“Well, it’s a remembrance and a bit of a celebration in some ways. It sounds odd because we’re not there yet, but it’s always important to remember what has passed and what is being experienced now by the black population. It’s a celebration of some of the good things that have happened and a reminder that there’s a lot more work to do.”
He then expressed his disdain for those who don’t want to talk about race or feel it is necessary:
“But more than anything, I think if people take the time to think about it, I think it is our national sin. It always intrigues me when people come out with ‘I’m tired of talking about that’ or ‘Do we have to talk about race again?’ And the answer is, you’re damned right we do. Because it’s always there, and it’s systemic in the sense that when you talk about opportunity, it’s not about ‘Well, if you lace up your shoes and you work hard, then you can have the American Dream.’ That’s a bunch of hogwash.”

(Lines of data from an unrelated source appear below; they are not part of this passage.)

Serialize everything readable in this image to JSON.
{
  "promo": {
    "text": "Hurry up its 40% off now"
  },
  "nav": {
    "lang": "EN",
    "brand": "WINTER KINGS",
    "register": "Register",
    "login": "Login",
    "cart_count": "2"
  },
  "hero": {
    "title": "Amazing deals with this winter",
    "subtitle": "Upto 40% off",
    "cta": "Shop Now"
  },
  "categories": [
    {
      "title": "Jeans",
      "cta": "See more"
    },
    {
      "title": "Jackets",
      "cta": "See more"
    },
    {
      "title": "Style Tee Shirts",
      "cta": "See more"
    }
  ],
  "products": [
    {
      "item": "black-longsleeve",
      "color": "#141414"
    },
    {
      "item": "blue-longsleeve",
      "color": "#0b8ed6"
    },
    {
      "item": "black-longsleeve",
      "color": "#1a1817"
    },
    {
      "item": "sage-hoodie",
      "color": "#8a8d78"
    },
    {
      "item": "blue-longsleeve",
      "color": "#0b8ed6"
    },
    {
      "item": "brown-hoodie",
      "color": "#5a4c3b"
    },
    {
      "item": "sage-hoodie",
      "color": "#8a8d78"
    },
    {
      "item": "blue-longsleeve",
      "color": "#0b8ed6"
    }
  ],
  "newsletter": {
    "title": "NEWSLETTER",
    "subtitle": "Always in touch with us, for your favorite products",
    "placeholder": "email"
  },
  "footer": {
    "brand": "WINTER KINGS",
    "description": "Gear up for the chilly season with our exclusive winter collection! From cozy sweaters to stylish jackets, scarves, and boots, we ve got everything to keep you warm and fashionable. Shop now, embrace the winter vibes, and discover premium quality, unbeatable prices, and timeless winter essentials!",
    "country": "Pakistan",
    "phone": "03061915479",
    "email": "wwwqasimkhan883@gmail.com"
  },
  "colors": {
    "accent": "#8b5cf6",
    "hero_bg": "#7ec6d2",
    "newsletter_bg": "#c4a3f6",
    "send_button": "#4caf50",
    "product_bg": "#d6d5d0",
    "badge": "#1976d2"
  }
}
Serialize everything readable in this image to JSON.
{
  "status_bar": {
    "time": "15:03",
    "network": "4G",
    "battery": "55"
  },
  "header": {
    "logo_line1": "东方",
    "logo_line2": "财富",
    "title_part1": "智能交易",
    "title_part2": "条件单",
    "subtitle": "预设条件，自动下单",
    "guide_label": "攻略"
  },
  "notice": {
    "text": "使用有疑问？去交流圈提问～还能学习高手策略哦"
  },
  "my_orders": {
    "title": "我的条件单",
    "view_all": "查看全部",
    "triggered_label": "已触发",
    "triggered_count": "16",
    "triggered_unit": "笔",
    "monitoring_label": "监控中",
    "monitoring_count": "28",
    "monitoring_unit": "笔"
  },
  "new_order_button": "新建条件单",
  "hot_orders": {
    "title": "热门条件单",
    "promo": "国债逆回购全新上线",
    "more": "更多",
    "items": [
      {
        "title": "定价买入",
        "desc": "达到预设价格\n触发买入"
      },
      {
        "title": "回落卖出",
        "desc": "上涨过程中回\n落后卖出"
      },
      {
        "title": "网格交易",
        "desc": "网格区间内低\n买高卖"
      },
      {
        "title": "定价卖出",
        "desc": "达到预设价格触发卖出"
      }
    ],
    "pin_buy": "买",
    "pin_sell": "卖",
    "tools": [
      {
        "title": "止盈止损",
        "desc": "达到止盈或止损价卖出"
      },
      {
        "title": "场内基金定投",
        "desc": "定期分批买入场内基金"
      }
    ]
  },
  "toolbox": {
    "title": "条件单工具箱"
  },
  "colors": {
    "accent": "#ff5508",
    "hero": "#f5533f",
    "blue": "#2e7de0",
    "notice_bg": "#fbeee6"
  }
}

He launched into a further discussion about systemic racism and white privilege:
“If you were born white, you automatically have a monstrous advantage educationally, economically, culturally in this society and all the systemic roadblocks that exist, whether it’s in a judicial sense, or a neighborhood sense with laws, zoning, education – we have huge problems in that regard that are very complicated but take leadership, time, and real concern to try to solve. It’s a tough one because people don’t really want to face it. And it’s in our national discourse.”
This led him, ultimately, to Trump:
“We have a president of the United States who spent four or five years disparaging and trying to illegitimatize our president. And we know that was a big fake. But still, [he] felt that for some reason it had to be done. I can still remember a paraphrase close to a quote, ‘Investigators were sent to Hawaii, and you cannot believe what they found.’ Well, that was a lie. So if it’s being discussed and perpetrated at that level, you’ve got a national problem. I think that’s enough.”
The Spurs went on to blow out the 76ers and improve to 38-11 on the season.